The following year Final Fantasy 7 broke the genre from its niche and, with the processing power of PlayStation, or, more precisely, the storage power of CD-Rom discs, steered the video game blockbuster forever away from Nintendo’s pristine platformers toward high-production cinema. New and lavish JRPGs arrived every month. Then production costs rose and sales fell. The games became fewer, and thinner. Now, in a shift that would have been unimaginable back in 1996, the Polish have usurped the Japanese as masters of the American role-playing game.

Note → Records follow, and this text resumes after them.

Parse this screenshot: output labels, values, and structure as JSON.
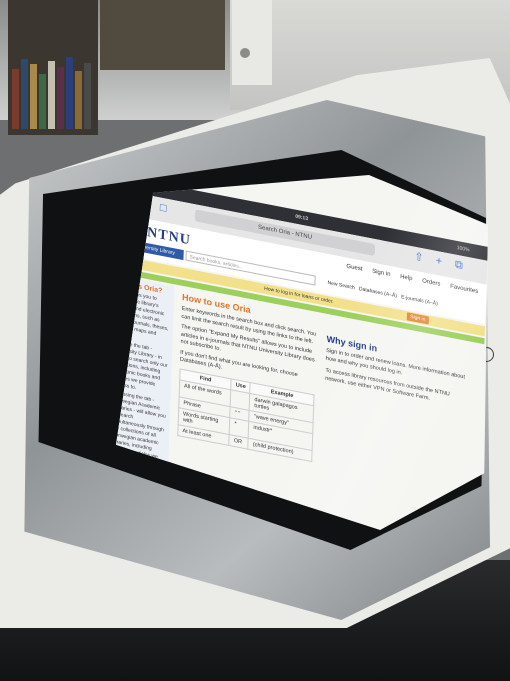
{
  "browser": {
    "status_time": "09:13",
    "status_battery": "100%",
    "url": "Search Oria - NTNU"
  },
  "site": {
    "logo": "NTNU",
    "nav": [
      "Guest",
      "Sign in",
      "Help",
      "Orders",
      "Favourites"
    ],
    "library_label": "University Library",
    "search_placeholder": "Search books, articles...",
    "search_links": [
      "New Search",
      "Databases (A–Å)",
      "E-journals (A–Å)"
    ],
    "notice": "How to log in for loans or order.",
    "signin_button": "Sign in"
  },
  "left": {
    "heading": "What is Oria?",
    "paragraphs": [
      "Oria allows you to search the library's printed and electronic collections, such as books, journals, theses, articles, maps and more.",
      "Choose the tab - University Library - in order to search only our collections, including electronic books and articles we provide access to.",
      "Choosing the tab - Norwegian Academic Libraries - will allow you to search simultaneously through the collections of all Norwegian academic libraries, including electronic articles we provide access to."
    ]
  },
  "middle": {
    "heading": "How to use Oria",
    "paragraphs": [
      "Enter keywords in the search box and click search. You can limit the search result by using the links to the left.",
      "The option \"Expand My Results\" allows you to include articles in e-journals that NTNU University Library does not subscribe to.",
      "If you don't find what you are looking for, choose Databases (A-Å)."
    ],
    "table": {
      "headers": [
        "Find",
        "Use",
        "Example"
      ],
      "rows": [
        [
          "All of the words",
          "",
          "darwin galapagos turtles"
        ],
        [
          "Phrase",
          "\" \"",
          "\"wave energy\""
        ],
        [
          "Words starting with",
          "*",
          "industr*"
        ],
        [
          "At least one",
          "OR",
          "(child protection)"
        ]
      ]
    }
  },
  "right": {
    "heading": "Why sign in",
    "paragraphs": [
      "Sign in to order and renew loans. More information about how and why you should log in.",
      "To access library resources from outside the NTNU network, use either VPN or Software Farm."
    ]
  }
}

It may seem unfair to compare Star Ocean, the prog opera of the JRPG line-up, to The Witcher 3, CD Projekt’s HBO epic. For one, tri-Ace’s game mixes the mediaeval fantasy with spaceships and sci-fi (an unusual but not entirely unworkable brew). Nevertheless, similarities abound. Both aspire to present a lavish and geographically diverse world, from snow-burdened mountains to Sound of Music-esque green plains, each scene filled with a hotchpotch of monsters and bisected by a grandiose storyline. Both games dispense of the genre’s turn-based foundations, instead featuring real time combat that mixes sword-fighting, magic and item tossing. Both games heavily feature item crafting and alchemy. And both games offer a core storyline that is supplemented with freelance missions posted to notice boards in local towns.